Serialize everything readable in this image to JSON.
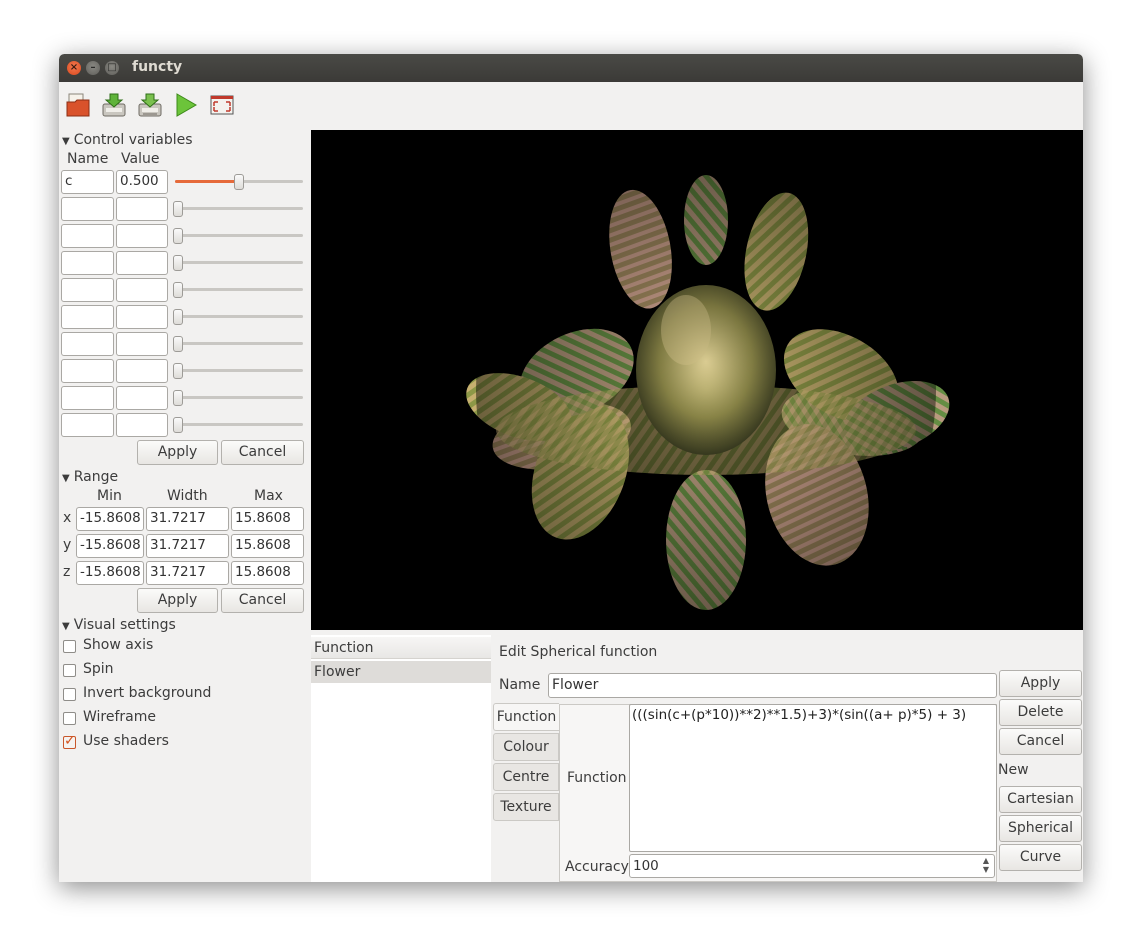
{
  "window": {
    "title": "functy"
  },
  "toolbar": {
    "icons": [
      "open-file-icon",
      "save-icon",
      "save-as-icon",
      "play-icon",
      "fullscreen-icon"
    ]
  },
  "control_variables": {
    "header": "Control variables",
    "col_name": "Name",
    "col_value": "Value",
    "rows": [
      {
        "name": "c",
        "value": "0.500",
        "slider": 0.5
      },
      {
        "name": "",
        "value": "",
        "slider": 0
      },
      {
        "name": "",
        "value": "",
        "slider": 0
      },
      {
        "name": "",
        "value": "",
        "slider": 0
      },
      {
        "name": "",
        "value": "",
        "slider": 0
      },
      {
        "name": "",
        "value": "",
        "slider": 0
      },
      {
        "name": "",
        "value": "",
        "slider": 0
      },
      {
        "name": "",
        "value": "",
        "slider": 0
      },
      {
        "name": "",
        "value": "",
        "slider": 0
      },
      {
        "name": "",
        "value": "",
        "slider": 0
      }
    ],
    "apply": "Apply",
    "cancel": "Cancel"
  },
  "range": {
    "header": "Range",
    "col_min": "Min",
    "col_width": "Width",
    "col_max": "Max",
    "rows": [
      {
        "axis": "x",
        "min": "-15.8608",
        "width": "31.7217",
        "max": "15.8608"
      },
      {
        "axis": "y",
        "min": "-15.8608",
        "width": "31.7217",
        "max": "15.8608"
      },
      {
        "axis": "z",
        "min": "-15.8608",
        "width": "31.7217",
        "max": "15.8608"
      }
    ],
    "apply": "Apply",
    "cancel": "Cancel"
  },
  "visual": {
    "header": "Visual settings",
    "options": [
      {
        "label": "Show axis",
        "checked": false
      },
      {
        "label": "Spin",
        "checked": false
      },
      {
        "label": "Invert background",
        "checked": false
      },
      {
        "label": "Wireframe",
        "checked": false
      },
      {
        "label": "Use shaders",
        "checked": true
      }
    ]
  },
  "function_list": {
    "header": "Function",
    "items": [
      "Flower"
    ]
  },
  "editor": {
    "title": "Edit Spherical function",
    "name_label": "Name",
    "name_value": "Flower",
    "tabs": [
      "Function",
      "Colour",
      "Centre",
      "Texture"
    ],
    "function_label": "Function",
    "function_value": "(((sin(c+(p*10))**2)**1.5)+3)*(sin((a+ p)*5) + 3)",
    "accuracy_label": "Accuracy",
    "accuracy_value": "100",
    "buttons": {
      "apply": "Apply",
      "delete": "Delete",
      "cancel": "Cancel"
    },
    "new_label": "New",
    "new_buttons": {
      "cartesian": "Cartesian",
      "spherical": "Spherical",
      "curve": "Curve"
    }
  },
  "colors": {
    "accent": "#e66a3a",
    "titlebar": "#3b3a37",
    "viewport": "#000000"
  }
}
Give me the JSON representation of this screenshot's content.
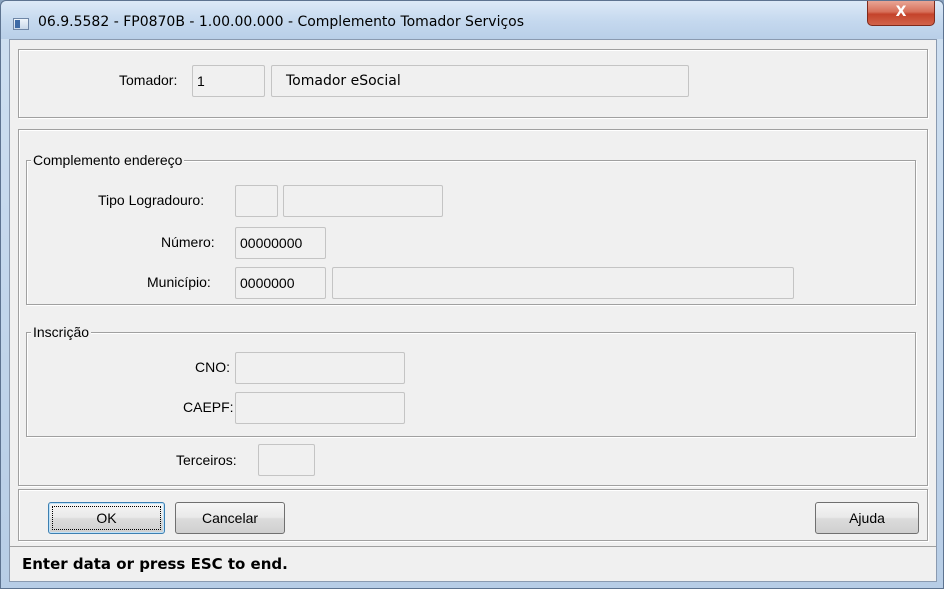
{
  "window": {
    "title": "06.9.5582 - FP0870B - 1.00.00.000 - Complemento Tomador Serviços",
    "close_glyph": "X",
    "icon": "app-window-icon"
  },
  "tomador": {
    "label": "Tomador:",
    "code": "1",
    "name": "Tomador eSocial"
  },
  "endereco": {
    "legend": "Complemento endereço",
    "tipo_logradouro_label": "Tipo Logradouro:",
    "tipo_logradouro_code": "",
    "tipo_logradouro_desc": "",
    "numero_label": "Número:",
    "numero_value": "00000000",
    "municipio_label": "Município:",
    "municipio_code": "0000000",
    "municipio_name": ""
  },
  "inscricao": {
    "legend": "Inscrição",
    "cno_label": "CNO:",
    "cno_value": "",
    "caepf_label": "CAEPF:",
    "caepf_value": ""
  },
  "terceiros": {
    "label": "Terceiros:",
    "value": ""
  },
  "buttons": {
    "ok": "OK",
    "cancel": "Cancelar",
    "help": "Ajuda"
  },
  "status": {
    "message": "Enter data or press ESC to end."
  },
  "colors": {
    "title_bar": "#c4d8ee",
    "close_button": "#c4432b",
    "client_background": "#f0f0f0"
  }
}
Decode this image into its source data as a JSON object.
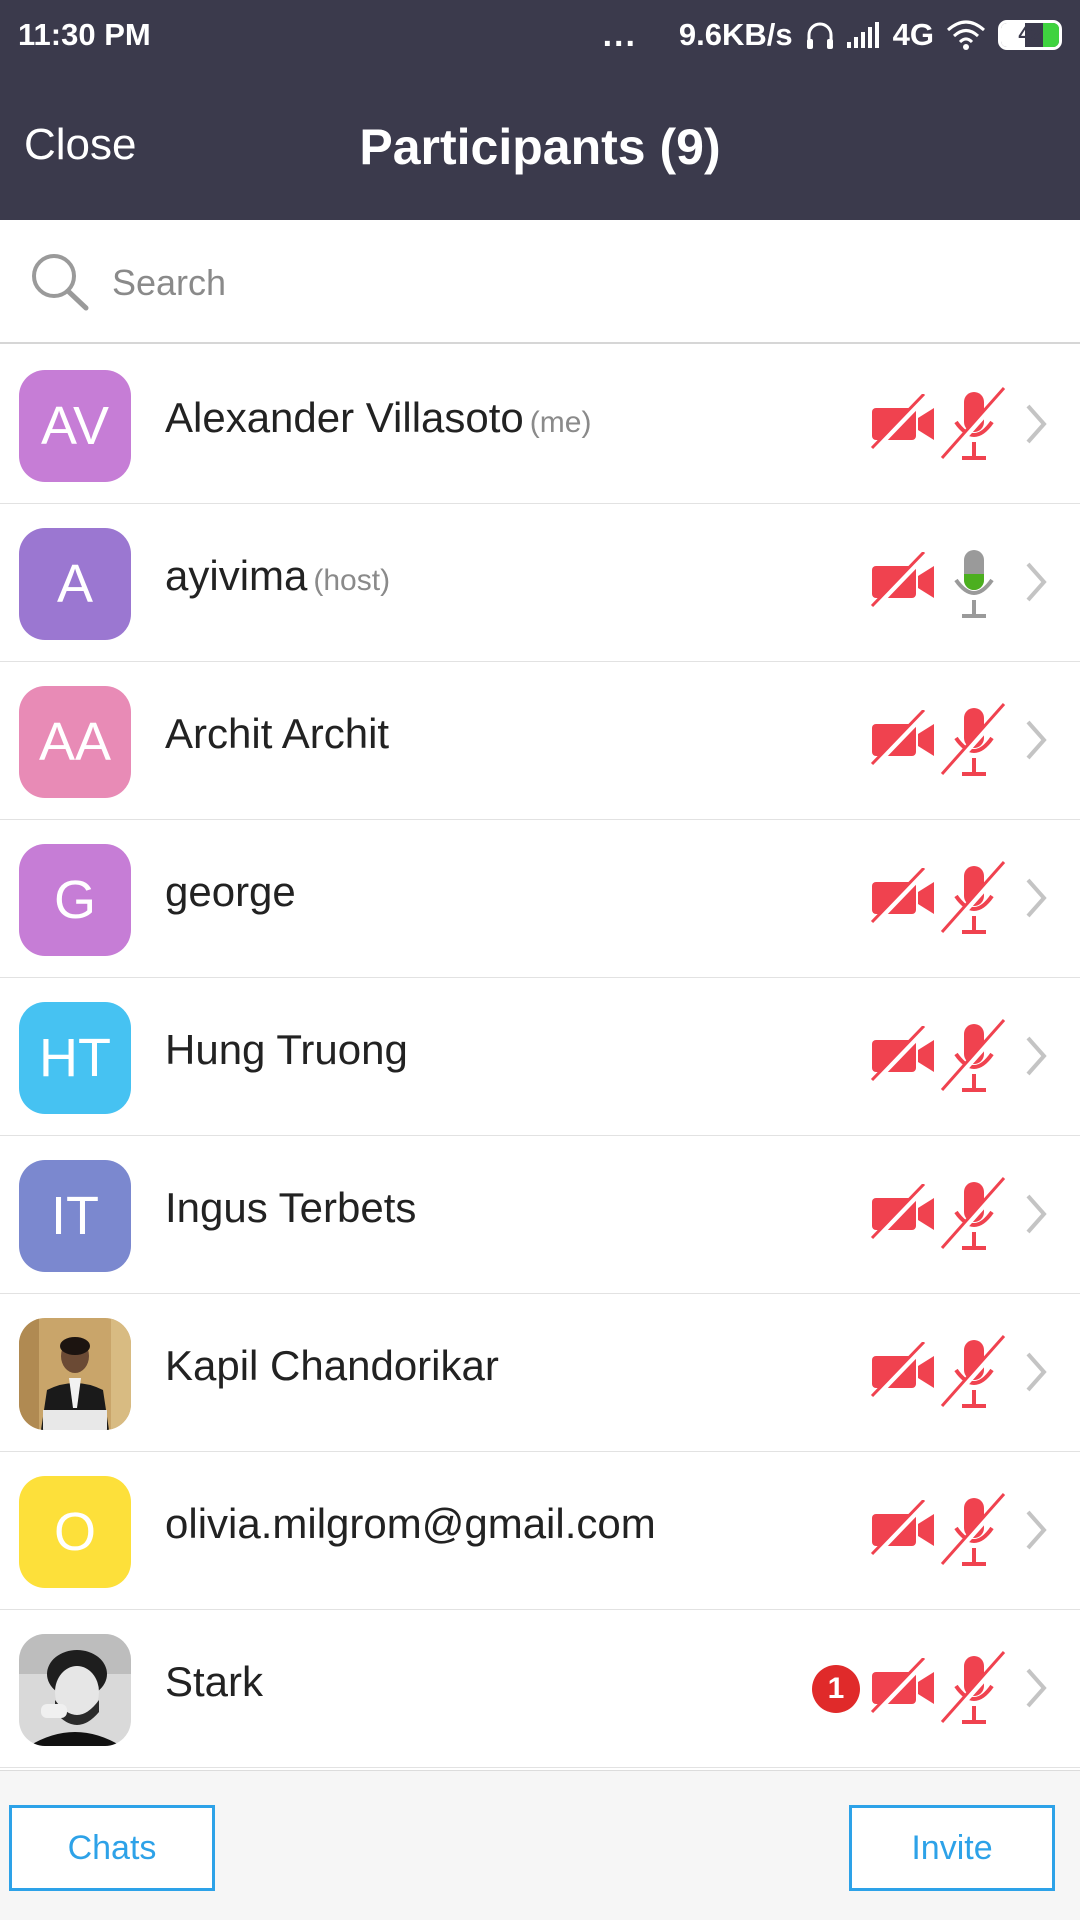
{
  "status_bar": {
    "time": "11:30 PM",
    "overflow": "...",
    "network_speed": "9.6KB/s",
    "network_type": "4G",
    "battery_level": "42",
    "battery_fraction": 0.42,
    "icons": [
      "headphones-icon",
      "signal-icon",
      "wifi-icon",
      "battery-icon"
    ]
  },
  "nav": {
    "close_label": "Close",
    "title": "Participants (9)"
  },
  "search": {
    "placeholder": "Search"
  },
  "colors": {
    "header_bg": "#3b3a4c",
    "muted_red": "#f0424f",
    "mic_on_green": "#4caf1f",
    "accent_blue": "#2da2e8",
    "badge_red": "#e02a2a"
  },
  "participants": [
    {
      "initials": "AV",
      "name": "Alexander Villasoto",
      "tag": "(me)",
      "avatar_color": "#c67dd6",
      "video": "off",
      "audio": "muted"
    },
    {
      "initials": "A",
      "name": "ayivima",
      "tag": "(host)",
      "avatar_color": "#9b77d1",
      "video": "off",
      "audio": "on"
    },
    {
      "initials": "AA",
      "name": "Archit Archit",
      "tag": "",
      "avatar_color": "#e88bb6",
      "video": "off",
      "audio": "muted"
    },
    {
      "initials": "G",
      "name": "george",
      "tag": "",
      "avatar_color": "#c67dd6",
      "video": "off",
      "audio": "muted"
    },
    {
      "initials": "HT",
      "name": "Hung Truong",
      "tag": "",
      "avatar_color": "#46c2f2",
      "video": "off",
      "audio": "muted"
    },
    {
      "initials": "IT",
      "name": "Ingus Terbets",
      "tag": "",
      "avatar_color": "#7b88cf",
      "video": "off",
      "audio": "muted"
    },
    {
      "initials": "",
      "name": "Kapil Chandorikar",
      "tag": "",
      "avatar_color": "photo",
      "video": "off",
      "audio": "muted"
    },
    {
      "initials": "O",
      "name": "olivia.milgrom@gmail.com",
      "tag": "",
      "avatar_color": "#fde03a",
      "video": "off",
      "audio": "muted"
    },
    {
      "initials": "",
      "name": "Stark",
      "tag": "",
      "avatar_color": "photo-bw",
      "video": "off",
      "audio": "muted",
      "badge": "1"
    }
  ],
  "footer": {
    "chats_label": "Chats",
    "invite_label": "Invite"
  }
}
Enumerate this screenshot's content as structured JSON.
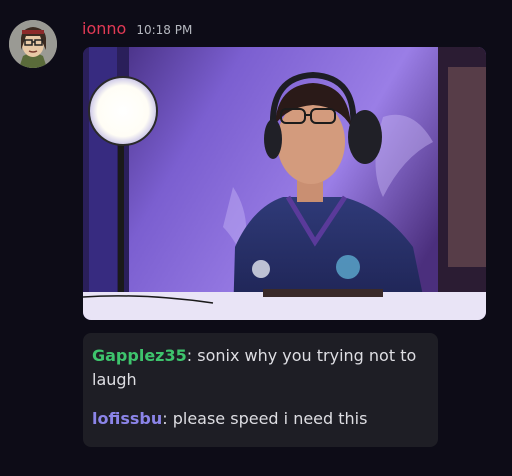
{
  "message": {
    "username": "ionno",
    "timestamp": "10:18 PM",
    "colors": {
      "username": "#e23a55",
      "chat_user_1": "#3ec46d",
      "chat_user_2": "#8b84e8"
    }
  },
  "chat": [
    {
      "user": "Gapplez35",
      "separator": ": ",
      "text": "sonix why you trying not to laugh"
    },
    {
      "user": "lofissbu",
      "separator": ": ",
      "text": "please speed i need this"
    }
  ]
}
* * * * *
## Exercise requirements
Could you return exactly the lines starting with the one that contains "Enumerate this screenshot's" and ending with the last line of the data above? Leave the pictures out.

## Expected answer
Enumerate this screenshot's content as structured JSON.
{
  "message": {
    "username": "ionno",
    "timestamp": "10:18 PM",
    "colors": {
      "username": "#e23a55",
      "chat_user_1": "#3ec46d",
      "chat_user_2": "#8b84e8"
    }
  },
  "chat": [
    {
      "user": "Gapplez35",
      "separator": ": ",
      "text": "sonix why you trying not to laugh"
    },
    {
      "user": "lofissbu",
      "separator": ": ",
      "text": "please speed i need this"
    }
  ]
}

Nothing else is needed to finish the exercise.